Excerpts from a dataset:
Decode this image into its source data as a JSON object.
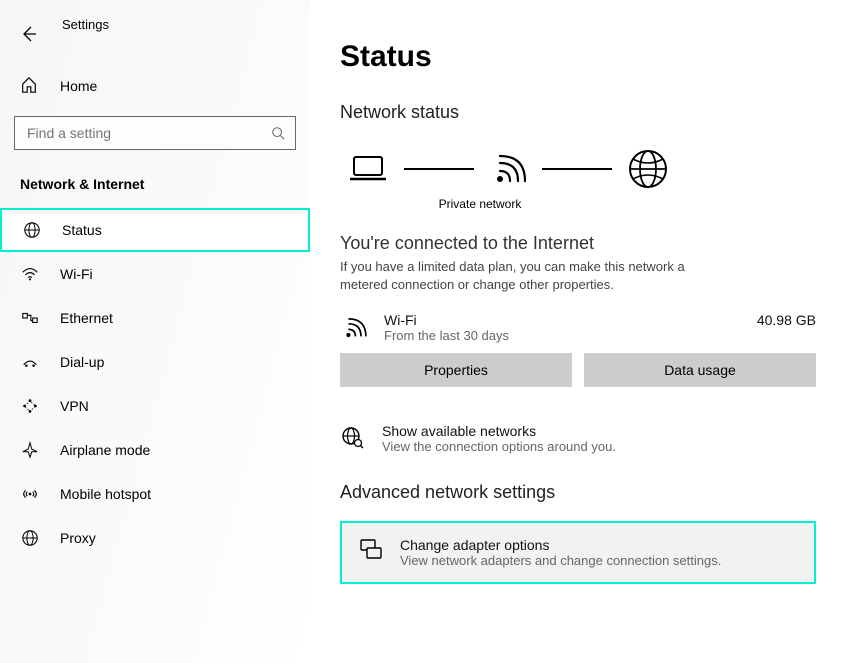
{
  "app_title": "Settings",
  "sidebar": {
    "home_label": "Home",
    "search_placeholder": "Find a setting",
    "section_label": "Network & Internet",
    "items": [
      {
        "label": "Status"
      },
      {
        "label": "Wi-Fi"
      },
      {
        "label": "Ethernet"
      },
      {
        "label": "Dial-up"
      },
      {
        "label": "VPN"
      },
      {
        "label": "Airplane mode"
      },
      {
        "label": "Mobile hotspot"
      },
      {
        "label": "Proxy"
      }
    ]
  },
  "main": {
    "title": "Status",
    "subtitle": "Network status",
    "diagram_caption": "Private network",
    "connected_heading": "You're connected to the Internet",
    "connected_desc": "If you have a limited data plan, you can make this network a metered connection or change other properties.",
    "connection": {
      "name": "Wi-Fi",
      "sub": "From the last 30 days",
      "usage": "40.98 GB"
    },
    "properties_btn": "Properties",
    "datausage_btn": "Data usage",
    "show_networks": {
      "title": "Show available networks",
      "desc": "View the connection options around you."
    },
    "advanced_heading": "Advanced network settings",
    "adapter_card": {
      "title": "Change adapter options",
      "desc": "View network adapters and change connection settings."
    }
  }
}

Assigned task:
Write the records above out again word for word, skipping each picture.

Response to this task:
Decode this image into its source data as a JSON object.
{
  "app_title": "Settings",
  "sidebar": {
    "home_label": "Home",
    "search_placeholder": "Find a setting",
    "section_label": "Network & Internet",
    "items": [
      {
        "label": "Status"
      },
      {
        "label": "Wi-Fi"
      },
      {
        "label": "Ethernet"
      },
      {
        "label": "Dial-up"
      },
      {
        "label": "VPN"
      },
      {
        "label": "Airplane mode"
      },
      {
        "label": "Mobile hotspot"
      },
      {
        "label": "Proxy"
      }
    ]
  },
  "main": {
    "title": "Status",
    "subtitle": "Network status",
    "diagram_caption": "Private network",
    "connected_heading": "You're connected to the Internet",
    "connected_desc": "If you have a limited data plan, you can make this network a metered connection or change other properties.",
    "connection": {
      "name": "Wi-Fi",
      "sub": "From the last 30 days",
      "usage": "40.98 GB"
    },
    "properties_btn": "Properties",
    "datausage_btn": "Data usage",
    "show_networks": {
      "title": "Show available networks",
      "desc": "View the connection options around you."
    },
    "advanced_heading": "Advanced network settings",
    "adapter_card": {
      "title": "Change adapter options",
      "desc": "View network adapters and change connection settings."
    }
  }
}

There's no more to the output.